▶ **The problem**: In the data below, find each line carrying the string "cumulative" and copy it out.

-------- Data to use --------

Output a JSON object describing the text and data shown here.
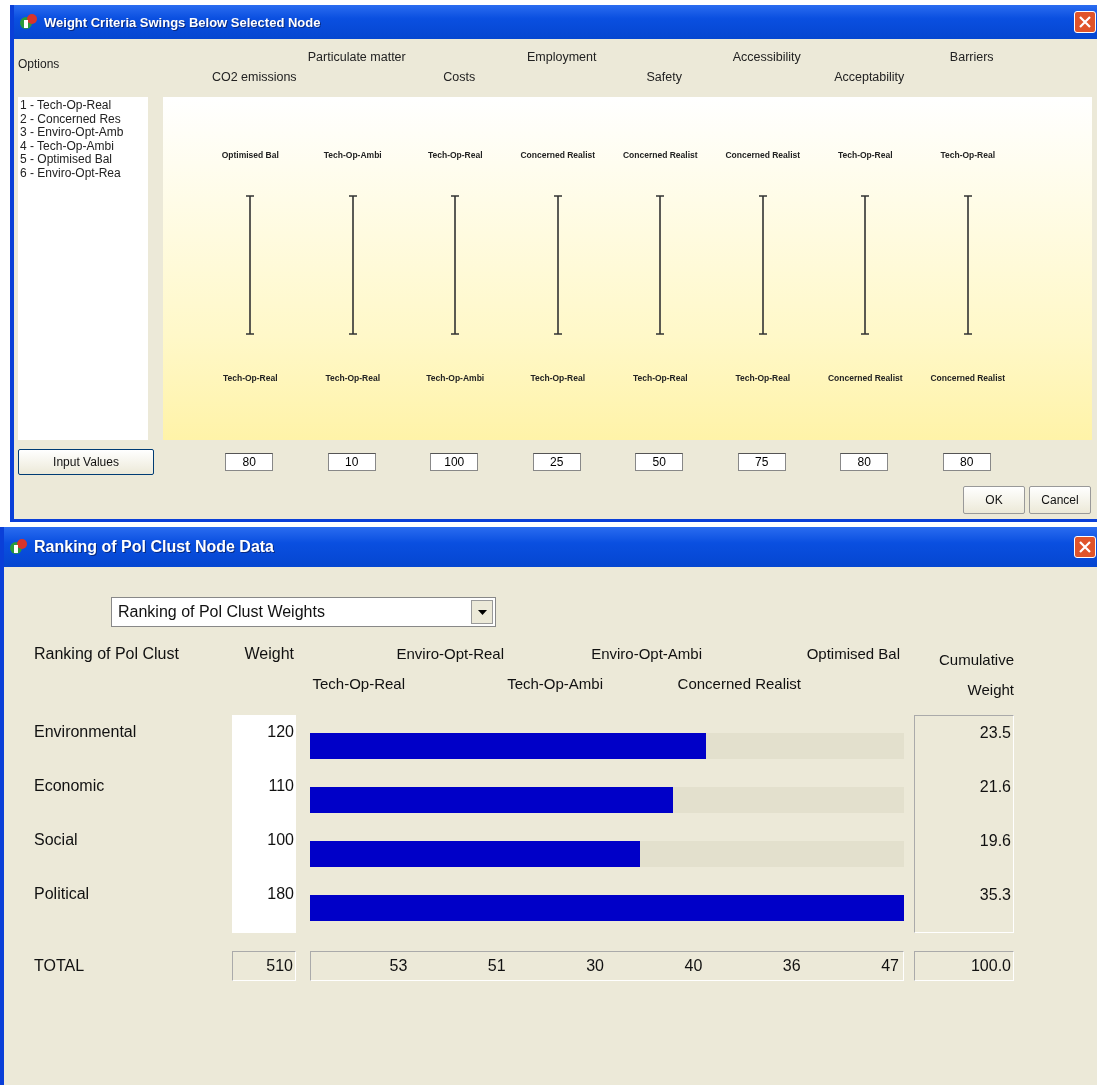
{
  "swing_window": {
    "title": "Weight Criteria Swings Below Selected Node",
    "options_label": "Options",
    "options": [
      "1 - Tech-Op-Real",
      "2 - Concerned Res",
      "3 - Enviro-Opt-Amb",
      "4 - Tech-Op-Ambi",
      "5 - Optimised Bal",
      "6 - Enviro-Opt-Rea"
    ],
    "criteria": [
      {
        "name": "CO2 emissions",
        "top": "Optimised Bal",
        "bottom": "Tech-Op-Real",
        "value": "80"
      },
      {
        "name": "Particulate matter",
        "top": "Tech-Op-Ambi",
        "bottom": "Tech-Op-Real",
        "value": "10"
      },
      {
        "name": "Costs",
        "top": "Tech-Op-Real",
        "bottom": "Tech-Op-Ambi",
        "value": "100"
      },
      {
        "name": "Employment",
        "top": "Concerned Realist",
        "bottom": "Tech-Op-Real",
        "value": "25"
      },
      {
        "name": "Safety",
        "top": "Concerned Realist",
        "bottom": "Tech-Op-Real",
        "value": "50"
      },
      {
        "name": "Accessibility",
        "top": "Concerned Realist",
        "bottom": "Tech-Op-Real",
        "value": "75"
      },
      {
        "name": "Acceptability",
        "top": "Tech-Op-Real",
        "bottom": "Concerned Realist",
        "value": "80"
      },
      {
        "name": "Barriers",
        "top": "Tech-Op-Real",
        "bottom": "Concerned Realist",
        "value": "80"
      }
    ],
    "input_button": "Input Values",
    "buttons": [
      "OK",
      "Cancel"
    ]
  },
  "ranking_window": {
    "title": "Ranking of Pol Clust Node Data",
    "dropdown": {
      "value": "Ranking of Pol Clust Weights"
    },
    "headers": {
      "label": "Ranking of Pol Clust",
      "weight": "Weight",
      "options": [
        "Tech-Op-Real",
        "Enviro-Opt-Real",
        "Tech-Op-Ambi",
        "Enviro-Opt-Ambi",
        "Concerned Realist",
        "Optimised Bal"
      ],
      "cumulative": "Cumulative Weight"
    },
    "rows": [
      {
        "label": "Environmental",
        "weight": "120",
        "level": 0.667,
        "cumulative": "23.5"
      },
      {
        "label": "Economic",
        "weight": "110",
        "level": 0.611,
        "cumulative": "21.6"
      },
      {
        "label": "Social",
        "weight": "100",
        "level": 0.556,
        "cumulative": "19.6"
      },
      {
        "label": "Political",
        "weight": "180",
        "level": 1.0,
        "cumulative": "35.3"
      }
    ],
    "total": {
      "label": "TOTAL",
      "weight": "510",
      "options": [
        "53",
        "51",
        "30",
        "40",
        "36",
        "47"
      ],
      "cumulative": "100.0"
    }
  }
}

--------

▶ **Written reply**:
      "cumulative": "Cumulative Weight"
        "cumulative": "23.5"
        "cumulative": "21.6"
        "cumulative": "19.6"
        "cumulative": "35.3"
      "cumulative": "100.0"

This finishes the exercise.